Saturday, June 23, 2007

When A Good Book Ends I Die A Little - Failure

I would be a fool and in the wrong business if reading books didn't excite me, but sometimes it goes a bit too far.

I have recently read two books that were so great I almost wish I hadn't read them. The Savage Detectives by Roberto Bolano and David Peace's Tokyo Year Zero. Both left me feeling down for days because they were over. I've read them now. It's not the same reading a book the second time, in fact I hardly ever do it.

Finishing The Savage Detectives would have been far far worse had I not had Tokyo Year Zero to follow. There was something about that book that really resonated. Probably all to do with the inherent failure involved in writing. Try as you might, the words are never quite able to convey the feeling - believe me I've tried. (Ten years writing the same novel four times and it was still bad!) The obscure poet the poet heroes of the Savage Detectives are looking for remains mysterious. The only poem of hers they ever see contains no words, only abstract symbols. There is something achingly sad (I think) about writing and the literary world in general. If there is anything concrete to be gained from reading it is often hard to measure, let alone grasp hold of.

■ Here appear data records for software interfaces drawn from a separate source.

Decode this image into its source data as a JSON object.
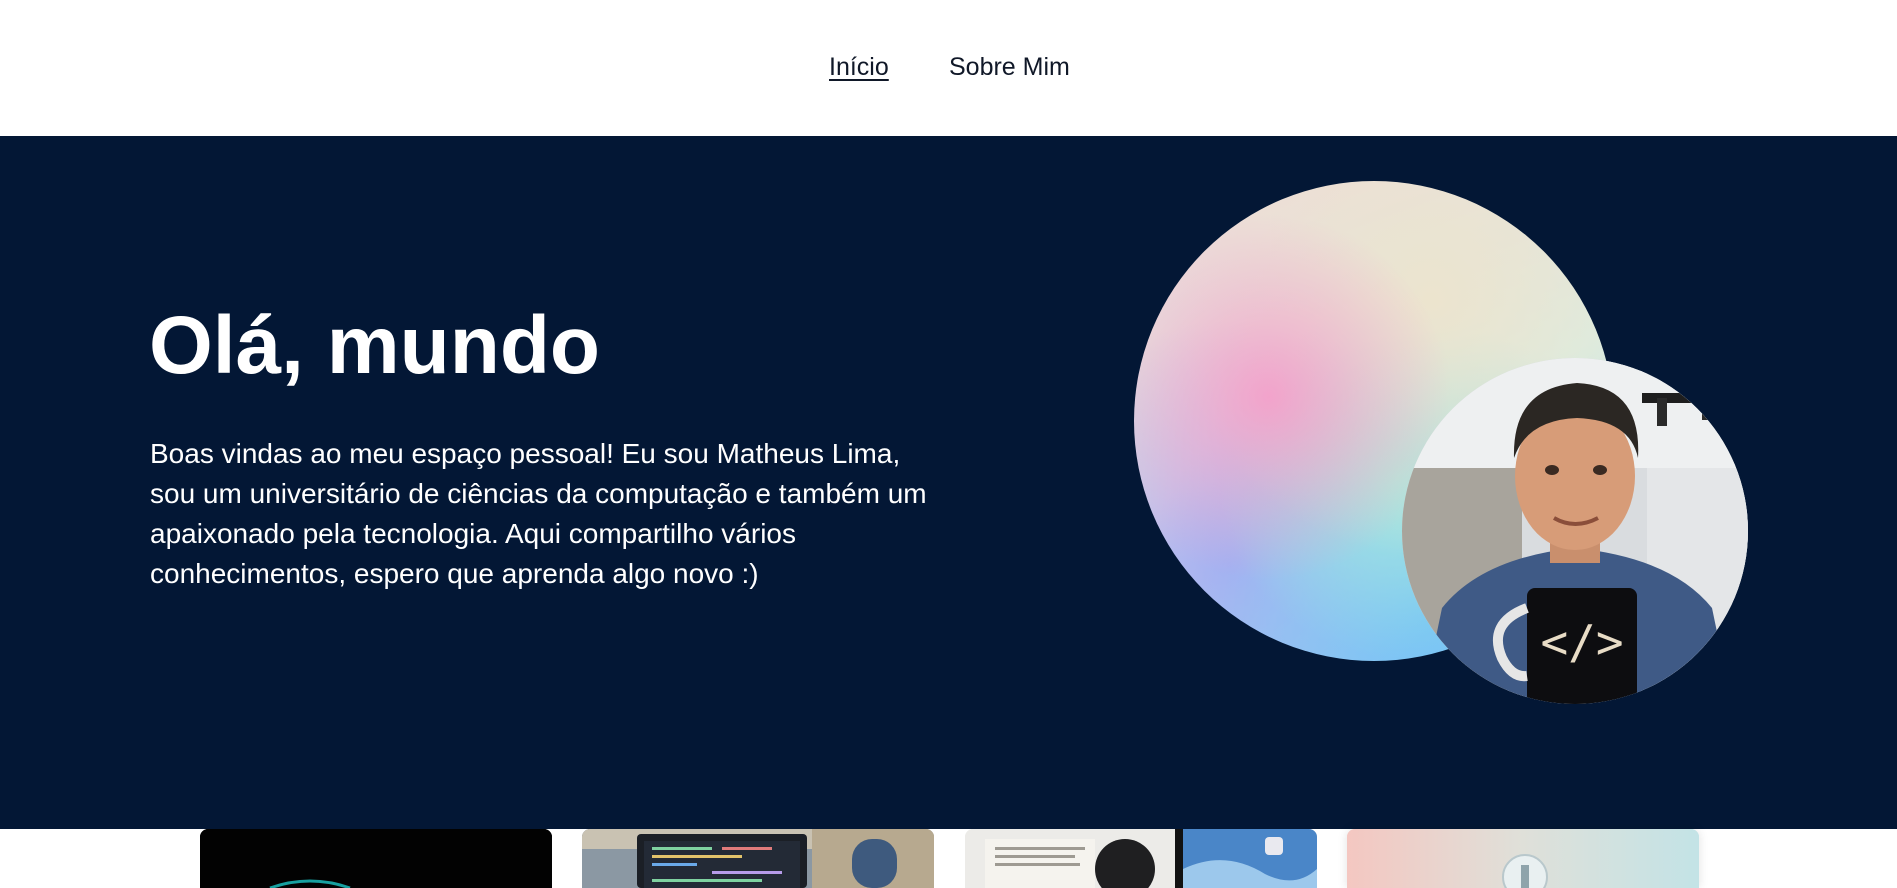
{
  "nav": {
    "home_label": "Início",
    "about_label": "Sobre Mim"
  },
  "hero": {
    "title": "Olá, mundo",
    "text": "Boas vindas ao meu espaço pessoal! Eu sou Matheus Lima, sou um universitário de ciências da computação e também um apaixonado pela tecnologia. Aqui compartilho vários conhecimentos, espero que aprenda algo novo :)"
  },
  "colors": {
    "hero_background": "#031735",
    "nav_text": "#101828",
    "hero_text": "#ffffff"
  },
  "cards": [
    {
      "image": "dark-tech-thumbnail"
    },
    {
      "image": "laptop-code-thumbnail"
    },
    {
      "image": "desk-books-camera-thumbnail"
    },
    {
      "image": "pastel-lightbulb-thumbnail"
    }
  ]
}
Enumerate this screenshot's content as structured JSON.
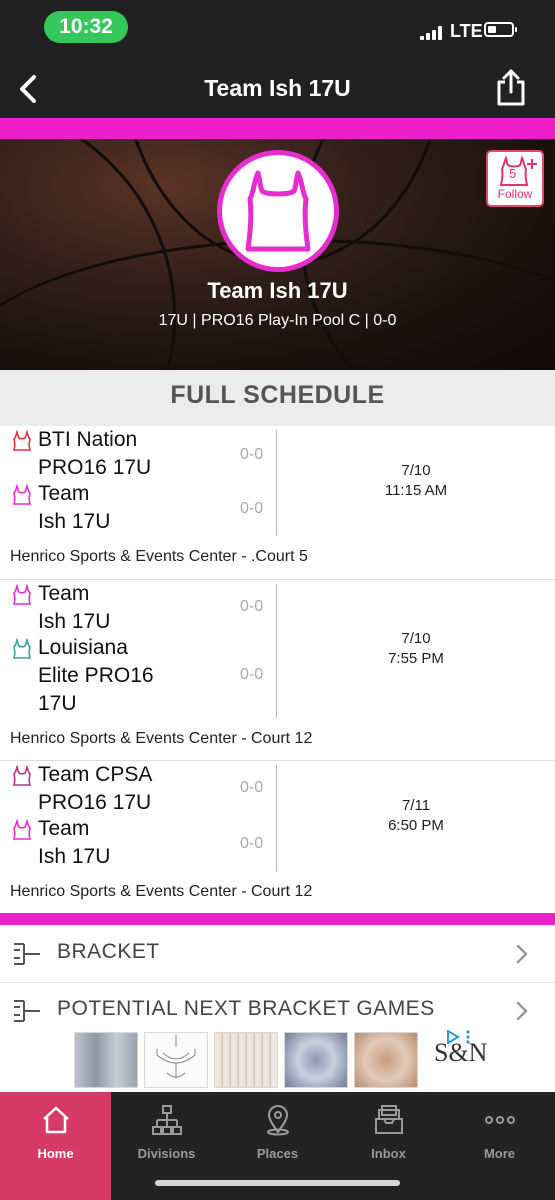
{
  "status_bar": {
    "time": "10:32",
    "network": "LTE"
  },
  "nav": {
    "title": "Team Ish 17U",
    "back_icon": "chevron-left-icon",
    "share_icon": "share-icon"
  },
  "hero": {
    "team_name": "Team Ish 17U",
    "subtitle": "17U | PRO16 Play-In Pool C | 0-0",
    "follow_label": "Follow",
    "follow_badge": "5"
  },
  "schedule": {
    "header": "FULL SCHEDULE",
    "games": [
      {
        "home_team": {
          "line1": "BTI Nation",
          "line2": "PRO16 17U",
          "line3": "",
          "score": "0-0",
          "color": "#e0343c"
        },
        "away_team": {
          "line1": "Team",
          "line2": "Ish 17U",
          "line3": "",
          "score": "0-0",
          "color": "#e62ed0"
        },
        "date": "7/10",
        "time": "11:15 AM",
        "venue": "Henrico Sports & Events Center - .Court 5"
      },
      {
        "home_team": {
          "line1": "Team",
          "line2": "Ish 17U",
          "line3": "",
          "score": "0-0",
          "color": "#e62ed0"
        },
        "away_team": {
          "line1": "Louisiana",
          "line2": "Elite PRO16",
          "line3": "17U",
          "score": "0-0",
          "color": "#3aa39a"
        },
        "date": "7/10",
        "time": "7:55 PM",
        "venue": "Henrico Sports & Events Center - Court 12"
      },
      {
        "home_team": {
          "line1": "Team CPSA",
          "line2": "PRO16 17U",
          "line3": "",
          "score": "0-0",
          "color": "#c0308a"
        },
        "away_team": {
          "line1": "Team",
          "line2": "Ish 17U",
          "line3": "",
          "score": "0-0",
          "color": "#e62ed0"
        },
        "date": "7/11",
        "time": "6:50 PM",
        "venue": "Henrico Sports & Events Center - Court 12"
      }
    ]
  },
  "links": [
    {
      "label": "BRACKET",
      "icon": "bracket-icon"
    },
    {
      "label": "POTENTIAL NEXT BRACKET GAMES",
      "icon": "bracket-icon"
    }
  ],
  "ad": {
    "brand": "S&N",
    "items": [
      "rug-1",
      "chandelier",
      "rug-2",
      "rug-3",
      "rug-4"
    ]
  },
  "tabs": [
    {
      "label": "Home",
      "icon": "home-icon",
      "active": true
    },
    {
      "label": "Divisions",
      "icon": "divisions-icon",
      "active": false
    },
    {
      "label": "Places",
      "icon": "location-pin-icon",
      "active": false
    },
    {
      "label": "Inbox",
      "icon": "inbox-icon",
      "active": false
    },
    {
      "label": "More",
      "icon": "more-icon",
      "active": false
    }
  ],
  "colors": {
    "accent_pink": "#ee1fc8",
    "tab_active": "#d63a67",
    "bar_dark": "#212121"
  }
}
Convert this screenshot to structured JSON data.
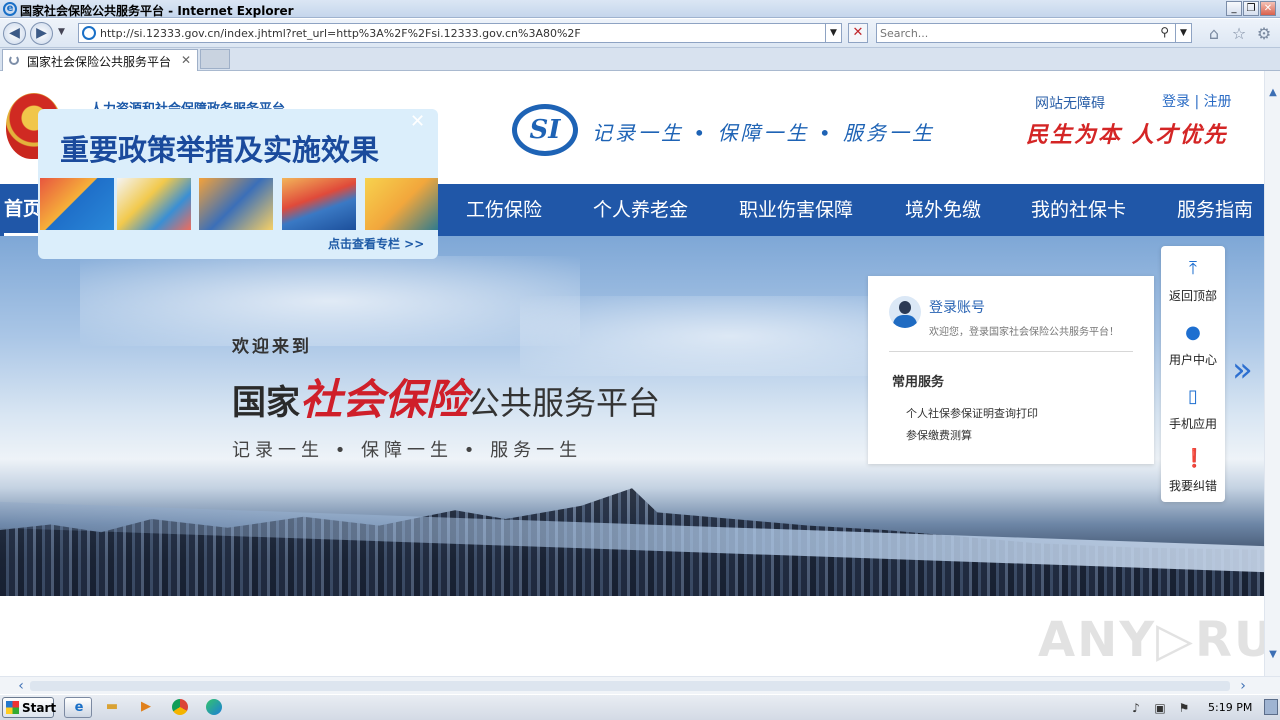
{
  "window": {
    "title": "国家社会保险公共服务平台 - Internet Explorer",
    "min_label": "_",
    "max_label": "❐",
    "close_label": "✕"
  },
  "address_bar": {
    "url": "http://si.12333.gov.cn/index.jhtml?ret_url=http%3A%2F%2Fsi.12333.gov.cn%3A80%2F",
    "search_placeholder": "Search..."
  },
  "tabs": [
    {
      "label": "国家社会保险公共服务平台",
      "state": "loading"
    }
  ],
  "header": {
    "ministry": "人力资源和社会保障政务服务平台",
    "logo_text": "SI",
    "slogan": "记录一生 • 保障一生 • 服务一生",
    "accessible_link": "网站无障碍",
    "login_link": "登录",
    "auth_sep": " | ",
    "register_link": "注册",
    "motto": "民生为本 人才优先"
  },
  "nav": {
    "items": [
      {
        "label": "首页",
        "active": true
      },
      {
        "label": "工伤保险"
      },
      {
        "label": "个人养老金"
      },
      {
        "label": "职业伤害保障"
      },
      {
        "label": "境外免缴"
      },
      {
        "label": "我的社保卡"
      },
      {
        "label": "服务指南"
      }
    ]
  },
  "hero": {
    "welcome": "欢迎来到",
    "title_part1": "国家",
    "title_part2": "社会保险",
    "title_part3": "公共服务平台",
    "subtitle": "记录一生 • 保障一生 • 服务一生"
  },
  "login_card": {
    "login_link": "登录账号",
    "welcome_note": "欢迎您，登录国家社会保险公共服务平台！",
    "services_title": "常用服务",
    "services": [
      "个人社保参保证明查询打印",
      "参保缴费测算"
    ]
  },
  "side_toolbar": {
    "items": [
      {
        "label": "返回顶部",
        "icon": "arrow-up-icon"
      },
      {
        "label": "用户中心",
        "icon": "user-icon"
      },
      {
        "label": "手机应用",
        "icon": "phone-icon"
      },
      {
        "label": "我要纠错",
        "icon": "alert-icon"
      }
    ]
  },
  "popup": {
    "title": "重要政策举措及实施效果",
    "more_link": "点击查看专栏 >>",
    "close_label": "✕"
  },
  "watermark": "ANY▷RUN",
  "taskbar": {
    "start_label": "Start",
    "apps": [
      "internet-explorer",
      "file-explorer",
      "media-player",
      "chrome",
      "edge"
    ],
    "clock": "5:19 PM"
  },
  "colors": {
    "nav_blue": "#2057a8",
    "brand_blue": "#1e63b5",
    "accent_red": "#d42525"
  }
}
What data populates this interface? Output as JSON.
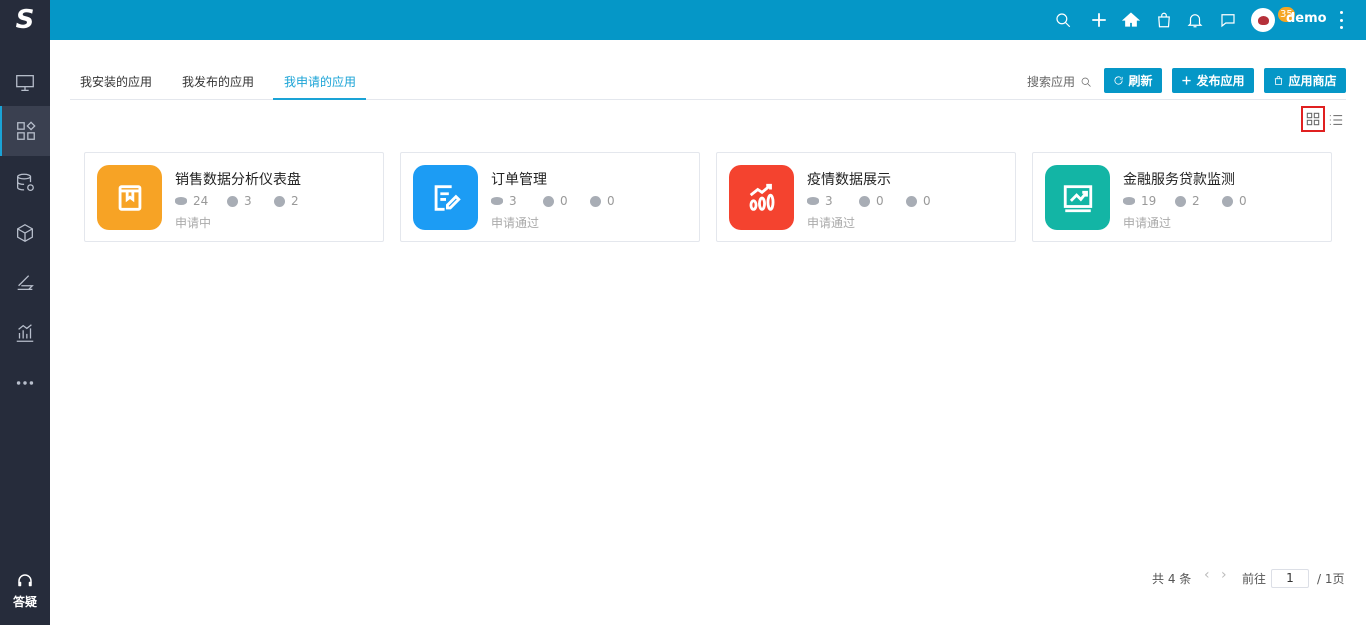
{
  "sidebar": {
    "logo": "S",
    "items": [
      {
        "icon": "monitor-icon"
      },
      {
        "icon": "apps-icon",
        "active": true
      },
      {
        "icon": "database-icon"
      },
      {
        "icon": "cube-icon"
      },
      {
        "icon": "layers-icon"
      },
      {
        "icon": "bar-chart-icon"
      },
      {
        "icon": "more-icon"
      }
    ],
    "help_label": "答疑"
  },
  "topbar": {
    "message_badge": "35",
    "username": "demo"
  },
  "tabs": [
    {
      "label": "我安装的应用"
    },
    {
      "label": "我发布的应用"
    },
    {
      "label": "我申请的应用",
      "active": true
    }
  ],
  "toolbar": {
    "search_label": "搜索应用",
    "refresh_label": "刷新",
    "publish_label": "发布应用",
    "store_label": "应用商店"
  },
  "cards": [
    {
      "title": "销售数据分析仪表盘",
      "views": "24",
      "downloads": "3",
      "comments": "2",
      "status": "申请中",
      "color": "#f7a325",
      "icon": "book-icon"
    },
    {
      "title": "订单管理",
      "views": "3",
      "downloads": "0",
      "comments": "0",
      "status": "申请通过",
      "color": "#1c9cf4",
      "icon": "edit-note-icon"
    },
    {
      "title": "疫情数据展示",
      "views": "3",
      "downloads": "0",
      "comments": "0",
      "status": "申请通过",
      "color": "#f4432f",
      "icon": "growth-chart-icon"
    },
    {
      "title": "金融服务贷款监测",
      "views": "19",
      "downloads": "2",
      "comments": "0",
      "status": "申请通过",
      "color": "#13b5a5",
      "icon": "trend-board-icon"
    }
  ],
  "pagination": {
    "total": "共 4 条",
    "goto_label": "前往",
    "current_page": "1",
    "total_pages": "/ 1页"
  }
}
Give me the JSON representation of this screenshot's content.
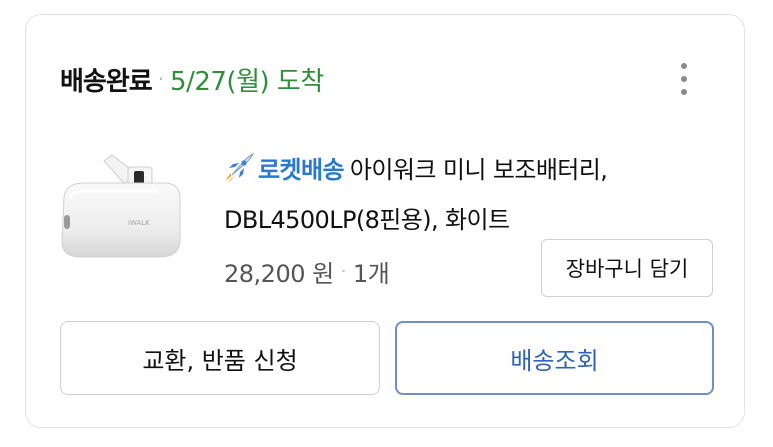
{
  "order": {
    "status": "배송완료",
    "separator": "·",
    "arrival": "5/27(월) 도착",
    "more_icon": "more-vertical-icon"
  },
  "product": {
    "image": "power-bank-image",
    "badge_icon": "rocket-icon",
    "badge": "로켓배송",
    "name": "아이워크 미니 보조배터리, DBL4500LP(8핀용), 화이트",
    "price": "28,200 원",
    "separator": "·",
    "quantity": "1개"
  },
  "buttons": {
    "add_to_cart": "장바구니 담기",
    "exchange_return": "교환, 반품 신청",
    "track_delivery": "배송조회"
  },
  "colors": {
    "arrival_green": "#2f8f3a",
    "rocket_blue": "#2a79d1",
    "track_border": "#6f8fc9",
    "track_text": "#2f62b8"
  }
}
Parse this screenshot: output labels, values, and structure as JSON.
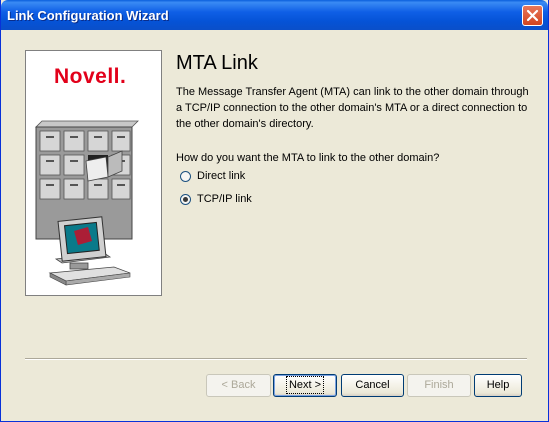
{
  "window": {
    "title": "Link Configuration Wizard"
  },
  "logo": {
    "text": "Novell."
  },
  "page": {
    "heading": "MTA Link",
    "description": "The Message Transfer Agent (MTA) can link to the other domain through a TCP/IP connection to the other domain's MTA or a direct connection to the other domain's directory.",
    "question": "How do you want the MTA to link to the other domain?"
  },
  "options": [
    {
      "label": "Direct link",
      "checked": false
    },
    {
      "label": "TCP/IP link",
      "checked": true
    }
  ],
  "buttons": {
    "back": "< Back",
    "next": "Next >",
    "cancel": "Cancel",
    "finish": "Finish",
    "help": "Help"
  },
  "colors": {
    "title_bar": "#0553d7",
    "logo_red": "#e2001a",
    "window_bg": "#ece9d8"
  },
  "icons": [
    "close-icon",
    "filing-cabinet-icon",
    "computer-icon"
  ]
}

David Peace seems to be interested in failure as well. GB84 was all about the miners strike - the tipping point in the recent failure of the left. The Damned Utd examines the only period in Brian Clough's life when he failed - his time managing Leeds Utd. Tokyo is set in a recently defeated Japan and explores some of the psychosis such a massive defeat unleashed amongst the survivors. Even the Red Riding Quartet could be seen in terms of failure - the police took a very long time to catch the Yorkshire Ripper Peter Sutcliffe. Then there is that famous Beckett quote, a favourite with Zadie Smith - "Go on failing. Go on. Only next time, try to fail better."

There is something undoubtedly heroic about failure. Supporting Fulham is one way to become acquainted with the positive aspects of failure. Trying to write a novel is another.

At any rate, failure is an interesting subject I think.

What really matters about failure is what you do after.

I used to stay awake at night worrying the shop would fail, after all that's what everyone seemed to expect when we opened. Now I sleep soundly (or at least the things that wake me tend to be small boy shaped rather than book shaped) for a couple of reasons. The first is that the shop is doing well and we are succeeding. The second is that having stuck our necks out and gone for it I now see that failure is impossible if you refuse to fail.

As Beckett says on another occasion:

"Ever tried. Ever failed. No matter. Try Again. Fail again. Fail better."

I will finish that novel one day!

2 comments:

  1. Well, Bill Gates famously said "Success is a lousy teacher. It seduces smart people into thinking they can't lose.".

    Most of life is random (read "Fooled by Randomness" by Nassim Nicholas Taleb for a comprehensive discussion on this) and the people who succeed 'throw enough sh*t at the wall' and see what sticks. Success is thus a matter ofa ) being willing to fail, and b) being willing to learn from your failures, and making less of them.

    At the end of his book "The Wealth and Poverty of Nations", having given a masterful and succinct history of the world's economic systems, David Landes essentially says that - looking back over the whole course of human history - the only 'success tip' for economic success is to keep trying.

    (You wouldn't guess I'm working on our accounts today, would you!)

    ReplyDelete
  2. I think that only in the simplest cases is success/failure a binary value like true/false. Most of the things we try to do in life are far too complex for such a simplistic evaluation. In fact, I sometimes think that success and failure boil down simply to how you look at the story so far.

    Many times in my life I have sought to do something and "failed" but only in the sense that I achieved something different instead. In simple binary terms I "failed" but in life-enhancement terms I ended up better than if I had "succeeded".

    Maybe on the way to writing a novel you encounter experiences and achievements you would otherwise have missed and in that way go beyond a mere literary success.

    Everything is grist to the mill and the trick is in knowing how to use it.

    ReplyDelete